The 1,017 primary pupils from across Warwick hoped to smash the existing record of 974 people after assembling into the largest human image of a bicycle earlier this month.
Excited pupils had just five minutes to get into place and create the image in the grounds of Warwick Castle.
But their efforts fell flat when they were told they had failed to meet strict requirements of the Guinness World Record team - for leaving too many patches in the wheels.
Disappointed children will now only receive a photograph of their effort to help keep spirits high after the bad news.
A Warwickshire County Council spokesperson said: “Guinness said that there were too many patches of green in the bike wheels.
“Understandably, the county council team and participants were disappointed to receive the news.

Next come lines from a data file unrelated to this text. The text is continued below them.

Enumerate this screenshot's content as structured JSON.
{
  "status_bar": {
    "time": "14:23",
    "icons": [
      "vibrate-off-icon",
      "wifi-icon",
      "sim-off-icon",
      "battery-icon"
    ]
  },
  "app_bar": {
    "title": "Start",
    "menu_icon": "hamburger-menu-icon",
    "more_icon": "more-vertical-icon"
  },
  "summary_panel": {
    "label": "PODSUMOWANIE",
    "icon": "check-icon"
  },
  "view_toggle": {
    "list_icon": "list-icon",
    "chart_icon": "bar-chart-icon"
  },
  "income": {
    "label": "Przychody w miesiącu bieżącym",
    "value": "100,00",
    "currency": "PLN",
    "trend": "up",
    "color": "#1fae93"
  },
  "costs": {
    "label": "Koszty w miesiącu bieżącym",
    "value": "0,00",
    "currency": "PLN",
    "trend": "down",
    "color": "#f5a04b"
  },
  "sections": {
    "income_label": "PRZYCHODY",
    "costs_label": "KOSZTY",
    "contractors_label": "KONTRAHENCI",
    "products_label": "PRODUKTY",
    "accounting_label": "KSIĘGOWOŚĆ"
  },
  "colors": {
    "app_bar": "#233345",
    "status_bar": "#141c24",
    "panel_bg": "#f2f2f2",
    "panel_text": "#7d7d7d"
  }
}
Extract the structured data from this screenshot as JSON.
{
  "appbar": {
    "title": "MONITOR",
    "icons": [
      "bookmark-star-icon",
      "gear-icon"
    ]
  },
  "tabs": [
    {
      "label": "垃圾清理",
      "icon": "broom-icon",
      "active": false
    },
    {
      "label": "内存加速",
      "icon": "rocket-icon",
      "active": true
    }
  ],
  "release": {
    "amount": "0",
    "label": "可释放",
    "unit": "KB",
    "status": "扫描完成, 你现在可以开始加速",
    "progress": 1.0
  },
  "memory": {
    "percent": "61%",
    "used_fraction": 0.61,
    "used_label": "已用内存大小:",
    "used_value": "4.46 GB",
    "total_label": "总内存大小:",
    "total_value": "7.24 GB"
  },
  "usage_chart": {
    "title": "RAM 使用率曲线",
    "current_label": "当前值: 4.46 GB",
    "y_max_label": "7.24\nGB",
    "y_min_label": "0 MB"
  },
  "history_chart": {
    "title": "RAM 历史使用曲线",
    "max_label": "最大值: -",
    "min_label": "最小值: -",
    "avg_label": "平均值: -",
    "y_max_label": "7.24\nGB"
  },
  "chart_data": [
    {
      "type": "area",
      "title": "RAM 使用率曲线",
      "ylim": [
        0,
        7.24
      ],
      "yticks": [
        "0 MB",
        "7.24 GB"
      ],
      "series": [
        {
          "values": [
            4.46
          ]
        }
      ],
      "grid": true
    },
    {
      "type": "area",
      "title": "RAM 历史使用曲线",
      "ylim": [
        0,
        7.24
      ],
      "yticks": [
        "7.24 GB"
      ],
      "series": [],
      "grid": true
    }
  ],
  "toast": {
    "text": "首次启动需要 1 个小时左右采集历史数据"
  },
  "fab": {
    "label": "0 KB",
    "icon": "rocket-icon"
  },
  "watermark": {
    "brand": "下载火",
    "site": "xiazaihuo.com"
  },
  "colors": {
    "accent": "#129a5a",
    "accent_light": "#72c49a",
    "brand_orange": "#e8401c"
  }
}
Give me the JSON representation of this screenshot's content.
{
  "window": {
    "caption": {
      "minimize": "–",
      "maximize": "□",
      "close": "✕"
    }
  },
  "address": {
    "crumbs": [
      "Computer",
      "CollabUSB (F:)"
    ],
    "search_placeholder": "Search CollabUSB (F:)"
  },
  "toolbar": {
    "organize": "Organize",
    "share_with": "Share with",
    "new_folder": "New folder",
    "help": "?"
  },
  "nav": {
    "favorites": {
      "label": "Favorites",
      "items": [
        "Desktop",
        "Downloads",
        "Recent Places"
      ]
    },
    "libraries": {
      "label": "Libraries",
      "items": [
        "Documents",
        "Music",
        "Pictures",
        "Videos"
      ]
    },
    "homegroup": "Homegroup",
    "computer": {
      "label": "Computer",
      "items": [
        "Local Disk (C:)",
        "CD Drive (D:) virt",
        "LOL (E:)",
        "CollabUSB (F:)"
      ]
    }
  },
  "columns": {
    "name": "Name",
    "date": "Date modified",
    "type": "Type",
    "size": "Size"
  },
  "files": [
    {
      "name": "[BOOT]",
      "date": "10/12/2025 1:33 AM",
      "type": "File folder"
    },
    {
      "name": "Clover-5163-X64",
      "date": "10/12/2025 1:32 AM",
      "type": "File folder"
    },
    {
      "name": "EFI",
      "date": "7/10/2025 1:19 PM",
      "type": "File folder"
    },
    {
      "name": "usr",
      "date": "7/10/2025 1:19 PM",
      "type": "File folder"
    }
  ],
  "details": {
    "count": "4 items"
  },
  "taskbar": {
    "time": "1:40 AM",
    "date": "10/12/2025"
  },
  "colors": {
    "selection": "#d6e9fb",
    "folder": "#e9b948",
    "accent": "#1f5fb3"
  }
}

“We are providing a framed photograph for the schools as a thank you for what remains a fantastic achievement which produced an impressive photograph for the children and the castle.
“While it is sad news, it was still a great experience for the children involved and really helped boost the profile of the Aviva Women’s tour in Warwickshire, which was a great success.”
The attempt in early June was held to coincide with the Aviva Women’s Tour which will came through the town on June 16 during the second stage of the five-day cycle race.
Numbers were made up using 524 pupils from Coten End, 187 from West Gate, 100 from Briar Hill and 100 from Newburgh primary school - with some help from teachers and staff members.
The children had just five minutes to create the image, as stipulated by stringent Guinness World Record criteria, and were verified by timekeepers from Leamington Cycling and Athletics Club.
The current record now remains at 794 people after being set in Cumbria by the Silloth-on-Solway community during the Tour of Britain in September 2015.
You can see their record-holding bicycle image here.